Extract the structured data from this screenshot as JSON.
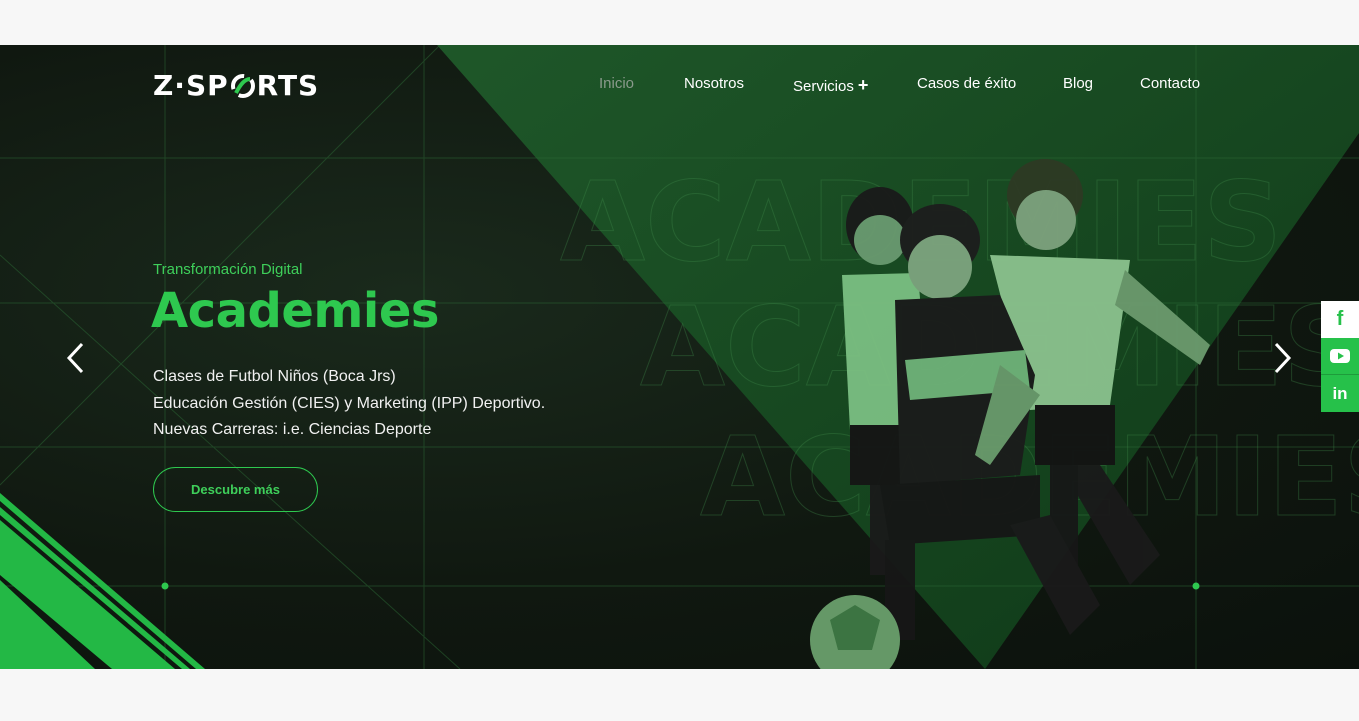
{
  "brand": {
    "logo_text_left": "Z·SP",
    "logo_text_right": "RTS",
    "logo_icon": "swirl-o-icon",
    "accent": "#2ec84f"
  },
  "nav": {
    "items": [
      {
        "label": "Inicio",
        "active": true
      },
      {
        "label": "Nosotros"
      },
      {
        "label": "Servicios",
        "has_submenu": true,
        "submenu_icon": "+"
      },
      {
        "label": "Casos de éxito"
      },
      {
        "label": "Blog"
      },
      {
        "label": "Contacto"
      }
    ]
  },
  "hero": {
    "tagline": "Transformación Digital",
    "title": "Academies",
    "lines": [
      "Clases de Futbol Niños (Boca Jrs)",
      "Educación Gestión (CIES) y Marketing (IPP) Deportivo.",
      "Nuevas Carreras: i.e. Ciencias Deporte"
    ],
    "cta_label": "Descubre más",
    "bg_watermark": "ACADEMIES",
    "prev_icon": "chevron-left-icon",
    "next_icon": "chevron-right-icon"
  },
  "social": [
    {
      "name": "facebook",
      "icon": "facebook-icon",
      "glyph": "f"
    },
    {
      "name": "youtube",
      "icon": "youtube-icon"
    },
    {
      "name": "linkedin",
      "icon": "linkedin-icon",
      "glyph": "in"
    }
  ]
}
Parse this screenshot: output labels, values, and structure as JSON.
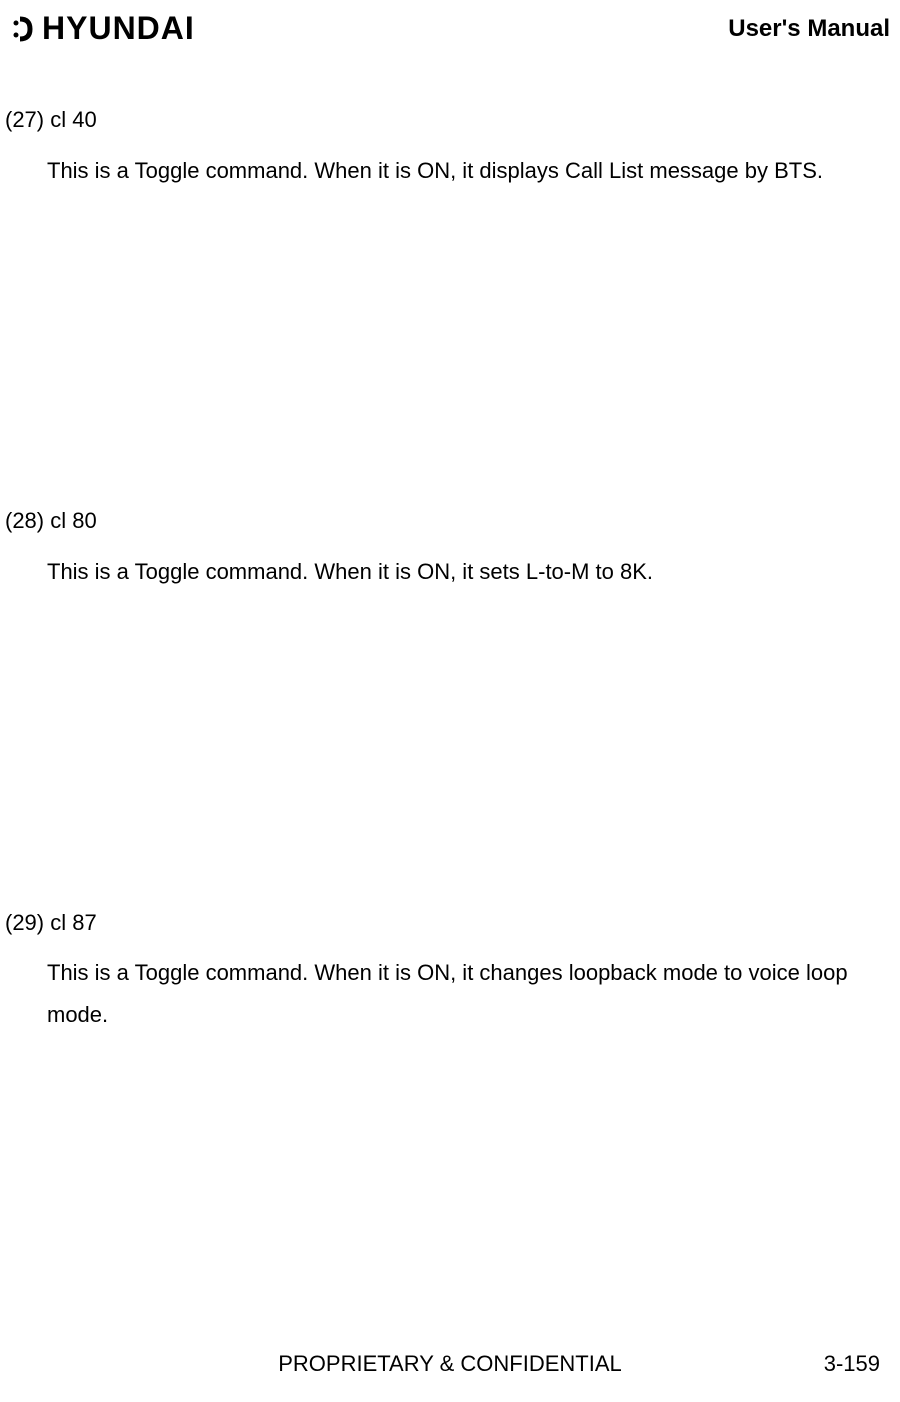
{
  "header": {
    "logo_text": "HYUNDAI",
    "manual_title": "User's Manual"
  },
  "sections": [
    {
      "title": "(27) cl 40",
      "description": "This is a Toggle command. When it is ON, it displays Call List message by BTS."
    },
    {
      "title": "(28) cl 80",
      "description": "This is a Toggle command. When it is ON, it sets L-to-M to 8K."
    },
    {
      "title": "(29) cl 87",
      "description": "This is a Toggle command. When it is ON, it changes loopback mode to voice loop mode."
    }
  ],
  "footer": {
    "center": "PROPRIETARY & CONFIDENTIAL",
    "page": "3-159"
  }
}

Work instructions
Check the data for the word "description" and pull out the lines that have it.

Output for this task
      "description": "This is a Toggle command. When it is ON, it displays Call List message by BTS."
      "description": "This is a Toggle command. When it is ON, it sets L-to-M to 8K."
      "description": "This is a Toggle command. When it is ON, it changes loopback mode to voice loop mode."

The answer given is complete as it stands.